Spectroscopic and theoretical characterization of the transition of CH–Ne

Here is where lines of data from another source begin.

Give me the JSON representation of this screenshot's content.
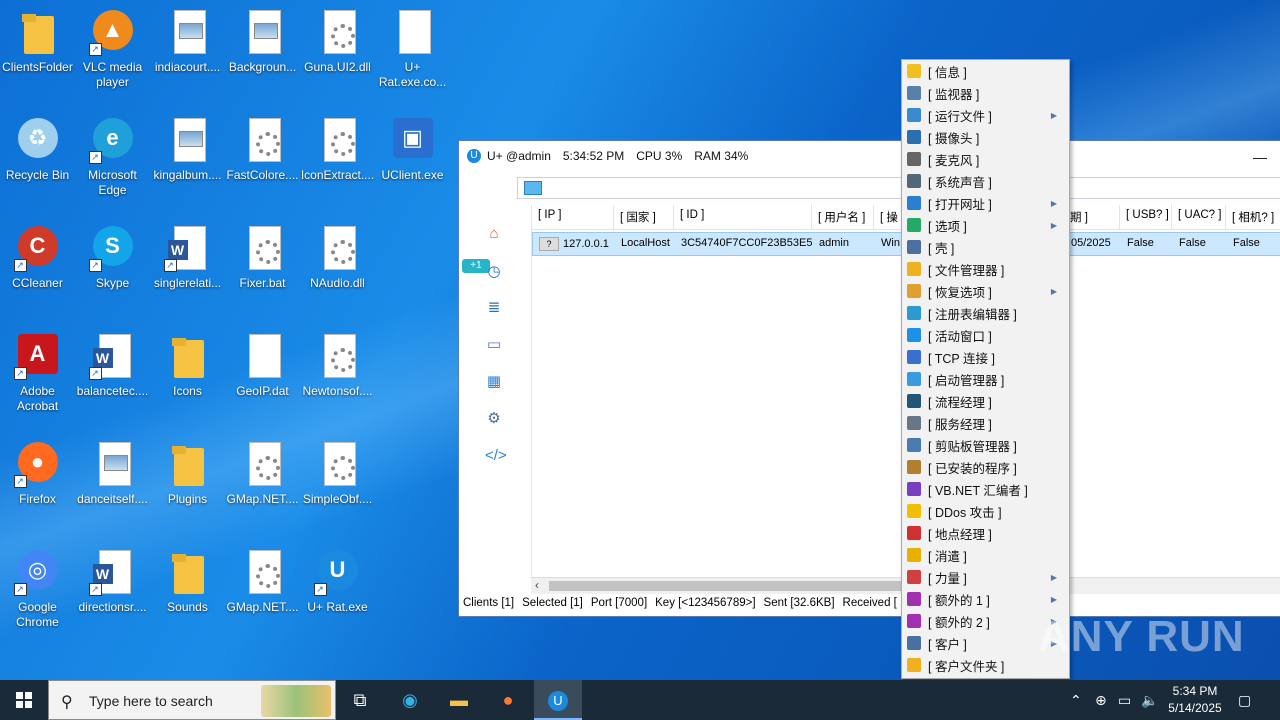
{
  "desktop": {
    "icons": [
      {
        "label": "ClientsFolder",
        "type": "folder"
      },
      {
        "label": "VLC media player",
        "type": "vlc"
      },
      {
        "label": "indiacourt....",
        "type": "image"
      },
      {
        "label": "Backgroun...",
        "type": "image"
      },
      {
        "label": "Guna.UI2.dll",
        "type": "gear"
      },
      {
        "label": "U+ Rat.exe.co...",
        "type": "blank"
      },
      {
        "label": "Recycle Bin",
        "type": "recycle"
      },
      {
        "label": "Microsoft Edge",
        "type": "edge"
      },
      {
        "label": "kingalbum....",
        "type": "image"
      },
      {
        "label": "FastColore....",
        "type": "gear"
      },
      {
        "label": "IconExtract....",
        "type": "gear"
      },
      {
        "label": "UClient.exe",
        "type": "app"
      },
      {
        "label": "CCleaner",
        "type": "ccleaner"
      },
      {
        "label": "Skype",
        "type": "skype"
      },
      {
        "label": "singlerelati...",
        "type": "word"
      },
      {
        "label": "Fixer.bat",
        "type": "gear"
      },
      {
        "label": "NAudio.dll",
        "type": "gear"
      },
      {
        "label": "Adobe Acrobat",
        "type": "acrobat"
      },
      {
        "label": "balancetec....",
        "type": "word"
      },
      {
        "label": "Icons",
        "type": "folder"
      },
      {
        "label": "GeoIP.dat",
        "type": "blank"
      },
      {
        "label": "Newtonsof....",
        "type": "gear"
      },
      {
        "label": "Firefox",
        "type": "firefox"
      },
      {
        "label": "danceitself....",
        "type": "image"
      },
      {
        "label": "Plugins",
        "type": "folder"
      },
      {
        "label": "GMap.NET....",
        "type": "gear"
      },
      {
        "label": "SimpleObf....",
        "type": "gear"
      },
      {
        "label": "Google Chrome",
        "type": "chrome"
      },
      {
        "label": "directionsr....",
        "type": "word"
      },
      {
        "label": "Sounds",
        "type": "folder"
      },
      {
        "label": "GMap.NET....",
        "type": "gear"
      },
      {
        "label": "U+ Rat.exe",
        "type": "urat"
      }
    ]
  },
  "window": {
    "title_app": "U+ @admin",
    "time": "5:34:52 PM",
    "cpu": "CPU 3%",
    "ram": "RAM 34%",
    "minimize": "—",
    "badge": "+1",
    "columns": [
      "[ IP ]",
      "[ 国家 ]",
      "[ ID ]",
      "[ 用户名 ]",
      "[ 操",
      "期 ]",
      "[ USB? ]",
      "[ UAC? ]",
      "[ 相机? ]"
    ],
    "row": [
      "127.0.0.1",
      "LocalHost",
      "3C54740F7CC0F23B53E5",
      "admin",
      "Win",
      "05/2025",
      "False",
      "False",
      "False"
    ],
    "status": [
      "Clients [1]",
      "Selected [1]",
      "Port [7000]",
      "Key [<123456789>]",
      "Sent [32.6KB]",
      "Received ["
    ]
  },
  "menu": {
    "items": [
      {
        "label": "[ 信息 ]",
        "icon": "info-icon",
        "color": "#f0c020",
        "sub": false
      },
      {
        "label": "[ 监视器 ]",
        "icon": "monitor-icon",
        "color": "#5a7fa8",
        "sub": false
      },
      {
        "label": "[ 运行文件 ]",
        "icon": "run-file-icon",
        "color": "#3a8ad0",
        "sub": true
      },
      {
        "label": "[ 摄像头 ]",
        "icon": "webcam-icon",
        "color": "#2a6fb0",
        "sub": false
      },
      {
        "label": "[ 麦克风 ]",
        "icon": "microphone-icon",
        "color": "#666666",
        "sub": false
      },
      {
        "label": "[ 系统声音 ]",
        "icon": "speaker-icon",
        "color": "#556677",
        "sub": false
      },
      {
        "label": "[ 打开网址 ]",
        "icon": "globe-icon",
        "color": "#2a7fd0",
        "sub": true
      },
      {
        "label": "[ 选项 ]",
        "icon": "options-icon",
        "color": "#22aa66",
        "sub": true
      },
      {
        "label": "[ 壳 ]",
        "icon": "code-icon",
        "color": "#4a6fa0",
        "sub": false
      },
      {
        "label": "[ 文件管理器 ]",
        "icon": "folder-icon",
        "color": "#f0b020",
        "sub": false
      },
      {
        "label": "[ 恢复选项 ]",
        "icon": "recovery-icon",
        "color": "#e0a030",
        "sub": true
      },
      {
        "label": "[ 注册表编辑器 ]",
        "icon": "registry-icon",
        "color": "#2a9ad0",
        "sub": false
      },
      {
        "label": "[ 活动窗口 ]",
        "icon": "windows-icon",
        "color": "#1e90e8",
        "sub": false
      },
      {
        "label": "[ TCP 连接 ]",
        "icon": "tcp-icon",
        "color": "#3a6fd0",
        "sub": false
      },
      {
        "label": "[ 启动管理器 ]",
        "icon": "startup-icon",
        "color": "#3a9ae0",
        "sub": false
      },
      {
        "label": "[ 流程经理 ]",
        "icon": "process-icon",
        "color": "#225577",
        "sub": false
      },
      {
        "label": "[ 服务经理 ]",
        "icon": "service-icon",
        "color": "#667788",
        "sub": false
      },
      {
        "label": "[ 剪贴板管理器 ]",
        "icon": "clipboard-icon",
        "color": "#4a7ab0",
        "sub": false
      },
      {
        "label": "[ 已安装的程序 ]",
        "icon": "installed-icon",
        "color": "#b08030",
        "sub": false
      },
      {
        "label": "[ VB.NET 汇编者 ]",
        "icon": "vbnet-icon",
        "color": "#7a3fc0",
        "sub": false
      },
      {
        "label": "[ DDos 攻击 ]",
        "icon": "lightning-icon",
        "color": "#f0c000",
        "sub": false
      },
      {
        "label": "[ 地点经理 ]",
        "icon": "map-pin-icon",
        "color": "#d03030",
        "sub": false
      },
      {
        "label": "[ 消遣 ]",
        "icon": "crown-icon",
        "color": "#e8b000",
        "sub": false
      },
      {
        "label": "[ 力量 ]",
        "icon": "power-icon",
        "color": "#d04040",
        "sub": true
      },
      {
        "label": "[ 额外的 1 ]",
        "icon": "plus-icon",
        "color": "#a030b0",
        "sub": true
      },
      {
        "label": "[ 额外的 2 ]",
        "icon": "plus-icon",
        "color": "#a030b0",
        "sub": true
      },
      {
        "label": "[ 客户 ]",
        "icon": "client-icon",
        "color": "#4a6fa0",
        "sub": true
      },
      {
        "label": "[ 客户文件夹 ]",
        "icon": "client-folder-icon",
        "color": "#f0b020",
        "sub": false
      }
    ]
  },
  "taskbar": {
    "search_placeholder": "Type here to search",
    "time": "5:34 PM",
    "date": "5/14/2025"
  },
  "watermark": "ANY RUN"
}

View Description Hide DescriptionThe transition of CH–Ne was examined using laserinduced fluorescence and fluorescence depletion techniques. The spectrum was found to be particularly congested due to the large number of bound states derived from the interaction, and the small energy spacings between these states resulting from the relatively weak anisotropy of the van der Waals bond. Highlevel ab initio calculations were used to generate twodimensional potential energy surfaces for and . The equilibrium structures from these surfaces were bent and linear for the and states, respectively. Variational calculations were used to predict the bound states supported by the ab initiosurfaces. Empirical modification of the potential energy surfaces for the state was used to obtain energylevel predictions that were in good agreement with the experimental results. Transitions to all of the optically accessible internal rotor states of were identified, indicating that CH performs hindered internal rotations in the lowestenergy levels of the and states. The characteristics of the potential energy surfaces for CH–Ne in the , and states suggest that dispersion and exchange repulsion forces dominate the van der Waals interaction.